Global Sources
EE Times-Asia
Stay in touch with EE Times Asia
EE Times-Asia > Memory/Storage

Self-encrypting SSDs to become de facto standard

Posted: 27 Jan 2015 ?? ?Print Version ?Bookmark and Share

Keywords:Kaminario? self-encrypting SSD? encryption? Sony? Samsung?

The need to preserve and secure data are of prime importance to any organisation. Sensitive corporate information can be a company's greatest asset, but can also become a source of immense adversity when an ill-intentioned outside party gains illicit access to that information. The best example would by the recent high-profile attack on Sony that brought down even its most secure servers.

Regardless, it's yet another sign that additional layers of security may be needed as hackers find ways to break through network firewalls and pull out sensitive data, whether it's Hollywood secrets from a movie studio, or customer data from retailers such as Home Depot or Target. And sometimes it's not only outside threats that must be dealt with; those threats can come from within the firewall.

While password-protected user profiles on the client OS have been standard for years, self-encrypting SSDs are starting to become more appealing as they allow for encryption at the hardware level, regardless of OS, and can be deployed in a variety of scenarios, including enterprise workstations or in a retail environment.

In general, SSDs are becoming more common. SanDisk, for example, is bullish about adoption by average notebook users, while like many other vendors, optimising its enterprise SSDs for different workloads. Samsung, meanwhile, has added novel security features to its self-encrypting drive (SED), the 840 EVO SSD, making it compatible with professional security software employed by enterprise organisations, as it expects encrypted SSDs to become standard. Beyond SEDs themselves, there are the vendors such as Wave Systems and WinMagic that offer software to manage the encryption of SSDs on a wide scale.

Performance issues concern SSD users

A survey by the Storage Networking Industry Association found users lacked interest in built-in encryption features for SSDs, particularly in the mobile space. One of the chief concerns they had when adding features such as encryption to MCUs and SSDs is their effect on performance.
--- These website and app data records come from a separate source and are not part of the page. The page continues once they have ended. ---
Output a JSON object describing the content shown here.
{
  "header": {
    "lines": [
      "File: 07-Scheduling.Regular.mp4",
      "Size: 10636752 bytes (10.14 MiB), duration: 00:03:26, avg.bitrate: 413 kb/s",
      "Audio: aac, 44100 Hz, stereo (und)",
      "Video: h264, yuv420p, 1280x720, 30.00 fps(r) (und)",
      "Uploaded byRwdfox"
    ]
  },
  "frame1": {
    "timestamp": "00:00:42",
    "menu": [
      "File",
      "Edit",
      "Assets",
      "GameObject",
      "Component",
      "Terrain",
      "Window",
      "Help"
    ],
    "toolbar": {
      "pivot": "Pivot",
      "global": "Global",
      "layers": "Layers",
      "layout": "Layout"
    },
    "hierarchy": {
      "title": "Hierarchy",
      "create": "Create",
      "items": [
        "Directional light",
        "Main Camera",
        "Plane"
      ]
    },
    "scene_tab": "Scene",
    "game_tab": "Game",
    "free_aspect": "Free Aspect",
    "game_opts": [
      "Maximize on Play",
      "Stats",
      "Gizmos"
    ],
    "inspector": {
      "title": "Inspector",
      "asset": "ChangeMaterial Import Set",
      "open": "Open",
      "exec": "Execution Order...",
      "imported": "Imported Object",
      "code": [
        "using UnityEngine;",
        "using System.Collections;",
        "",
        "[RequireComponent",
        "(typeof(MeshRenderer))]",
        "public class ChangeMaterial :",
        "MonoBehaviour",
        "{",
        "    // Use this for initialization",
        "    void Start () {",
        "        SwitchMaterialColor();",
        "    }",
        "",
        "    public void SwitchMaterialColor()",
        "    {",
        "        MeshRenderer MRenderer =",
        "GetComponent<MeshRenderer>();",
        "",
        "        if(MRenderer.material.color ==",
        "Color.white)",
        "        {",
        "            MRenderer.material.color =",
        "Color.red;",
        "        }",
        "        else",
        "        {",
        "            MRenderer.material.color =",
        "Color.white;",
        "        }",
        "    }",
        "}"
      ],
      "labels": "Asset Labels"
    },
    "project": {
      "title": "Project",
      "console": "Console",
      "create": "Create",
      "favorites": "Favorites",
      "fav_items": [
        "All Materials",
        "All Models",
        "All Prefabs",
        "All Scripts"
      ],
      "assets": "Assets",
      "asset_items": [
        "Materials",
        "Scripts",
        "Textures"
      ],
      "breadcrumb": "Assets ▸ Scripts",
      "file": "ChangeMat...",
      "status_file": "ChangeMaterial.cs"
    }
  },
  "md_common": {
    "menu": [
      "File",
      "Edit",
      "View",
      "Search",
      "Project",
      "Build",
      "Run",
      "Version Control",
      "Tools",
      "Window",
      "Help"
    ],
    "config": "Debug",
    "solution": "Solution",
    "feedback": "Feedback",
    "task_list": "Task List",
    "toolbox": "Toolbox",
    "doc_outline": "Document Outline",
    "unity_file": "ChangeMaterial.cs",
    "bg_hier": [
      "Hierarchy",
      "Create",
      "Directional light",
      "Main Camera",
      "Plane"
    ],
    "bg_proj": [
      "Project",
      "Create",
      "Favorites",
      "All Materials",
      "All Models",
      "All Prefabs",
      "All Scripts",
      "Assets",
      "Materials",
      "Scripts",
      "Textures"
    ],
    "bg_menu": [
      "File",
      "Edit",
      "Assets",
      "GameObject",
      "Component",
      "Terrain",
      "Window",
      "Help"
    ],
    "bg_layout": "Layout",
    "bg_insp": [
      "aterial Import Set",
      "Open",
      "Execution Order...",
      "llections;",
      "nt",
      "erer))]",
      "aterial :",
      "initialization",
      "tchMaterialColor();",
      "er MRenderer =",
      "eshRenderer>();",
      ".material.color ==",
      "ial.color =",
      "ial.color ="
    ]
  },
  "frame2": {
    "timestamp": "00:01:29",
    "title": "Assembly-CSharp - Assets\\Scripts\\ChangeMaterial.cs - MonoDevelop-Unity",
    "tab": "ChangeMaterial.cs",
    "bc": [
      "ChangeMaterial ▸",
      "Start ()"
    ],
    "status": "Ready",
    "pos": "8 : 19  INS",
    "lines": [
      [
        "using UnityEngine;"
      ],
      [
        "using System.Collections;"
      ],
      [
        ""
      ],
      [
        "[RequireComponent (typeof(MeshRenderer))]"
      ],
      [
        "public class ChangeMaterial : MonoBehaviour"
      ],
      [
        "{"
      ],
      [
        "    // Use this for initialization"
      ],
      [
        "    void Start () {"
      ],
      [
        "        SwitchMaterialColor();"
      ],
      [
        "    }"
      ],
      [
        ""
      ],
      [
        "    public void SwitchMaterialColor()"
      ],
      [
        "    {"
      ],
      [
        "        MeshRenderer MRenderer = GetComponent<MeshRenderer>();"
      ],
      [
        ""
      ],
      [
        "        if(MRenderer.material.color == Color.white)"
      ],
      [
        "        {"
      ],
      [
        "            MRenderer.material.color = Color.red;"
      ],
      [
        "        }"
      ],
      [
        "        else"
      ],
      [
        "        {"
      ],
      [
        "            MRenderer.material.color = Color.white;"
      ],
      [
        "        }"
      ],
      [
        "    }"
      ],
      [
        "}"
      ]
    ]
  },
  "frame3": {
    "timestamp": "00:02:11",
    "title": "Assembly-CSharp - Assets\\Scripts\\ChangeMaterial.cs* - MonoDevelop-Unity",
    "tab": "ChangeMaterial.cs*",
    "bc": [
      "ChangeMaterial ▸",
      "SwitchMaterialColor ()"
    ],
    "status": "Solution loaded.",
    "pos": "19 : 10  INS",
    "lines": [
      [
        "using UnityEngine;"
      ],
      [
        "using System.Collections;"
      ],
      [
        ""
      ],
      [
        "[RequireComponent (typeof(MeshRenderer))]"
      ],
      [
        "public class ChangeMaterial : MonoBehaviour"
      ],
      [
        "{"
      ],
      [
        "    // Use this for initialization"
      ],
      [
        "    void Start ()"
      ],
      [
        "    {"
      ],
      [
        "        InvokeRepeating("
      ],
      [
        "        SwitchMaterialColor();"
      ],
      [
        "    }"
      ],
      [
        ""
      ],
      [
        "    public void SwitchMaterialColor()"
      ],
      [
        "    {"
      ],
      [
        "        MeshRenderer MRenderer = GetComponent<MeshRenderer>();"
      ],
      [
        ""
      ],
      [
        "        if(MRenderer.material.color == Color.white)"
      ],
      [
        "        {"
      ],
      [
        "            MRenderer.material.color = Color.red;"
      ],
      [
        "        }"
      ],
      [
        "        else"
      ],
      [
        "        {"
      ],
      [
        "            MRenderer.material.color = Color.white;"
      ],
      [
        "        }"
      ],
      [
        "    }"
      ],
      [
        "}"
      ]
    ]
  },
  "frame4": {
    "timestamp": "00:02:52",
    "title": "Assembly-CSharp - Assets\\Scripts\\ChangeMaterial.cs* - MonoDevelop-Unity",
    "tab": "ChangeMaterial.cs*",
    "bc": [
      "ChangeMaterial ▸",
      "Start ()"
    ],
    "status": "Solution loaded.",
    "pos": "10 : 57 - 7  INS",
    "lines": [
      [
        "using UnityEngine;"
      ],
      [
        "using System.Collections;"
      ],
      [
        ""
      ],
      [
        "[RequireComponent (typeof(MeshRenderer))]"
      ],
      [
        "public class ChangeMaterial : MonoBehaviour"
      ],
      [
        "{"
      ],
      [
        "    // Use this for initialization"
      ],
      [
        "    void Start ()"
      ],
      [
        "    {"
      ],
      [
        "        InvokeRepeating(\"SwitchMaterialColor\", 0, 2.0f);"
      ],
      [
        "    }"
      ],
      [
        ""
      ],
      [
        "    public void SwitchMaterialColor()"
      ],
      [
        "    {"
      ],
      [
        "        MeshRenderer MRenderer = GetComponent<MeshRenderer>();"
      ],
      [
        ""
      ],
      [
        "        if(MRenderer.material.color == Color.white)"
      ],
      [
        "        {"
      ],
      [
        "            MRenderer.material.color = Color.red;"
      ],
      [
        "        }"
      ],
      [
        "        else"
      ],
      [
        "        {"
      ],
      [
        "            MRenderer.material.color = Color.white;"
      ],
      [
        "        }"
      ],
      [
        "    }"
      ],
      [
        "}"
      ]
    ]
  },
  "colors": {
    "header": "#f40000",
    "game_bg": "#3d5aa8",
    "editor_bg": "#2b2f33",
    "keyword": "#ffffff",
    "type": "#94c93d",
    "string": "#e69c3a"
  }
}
Even though many SSDs being shipped today have data protection and encryption features built in, often those capabilities are not being switched on by OEMs, due to the misconception that encryption can reduce performance.

Ritu Jyoti, chief product officer at Kaminario, said customers are actually requesting encryption as a feature for its all-flash array, but also voice concerns about its effect on performance. "They do ask the question." Customers in the financial services sector in particular are looking for encryption on their enterprise SSDs, she said, driven by compliance demands, as well as standards outlined by the National Institute of Standards and Technology.

1???2?Next Page?Last Page

Article Comments - Self-encrypting SSDs to become de fa...
*? You can enter [0] more charecters.
*Verify code:


Visit Asia Webinars to learn about the latest in technology and get practical design tips.

Back to Top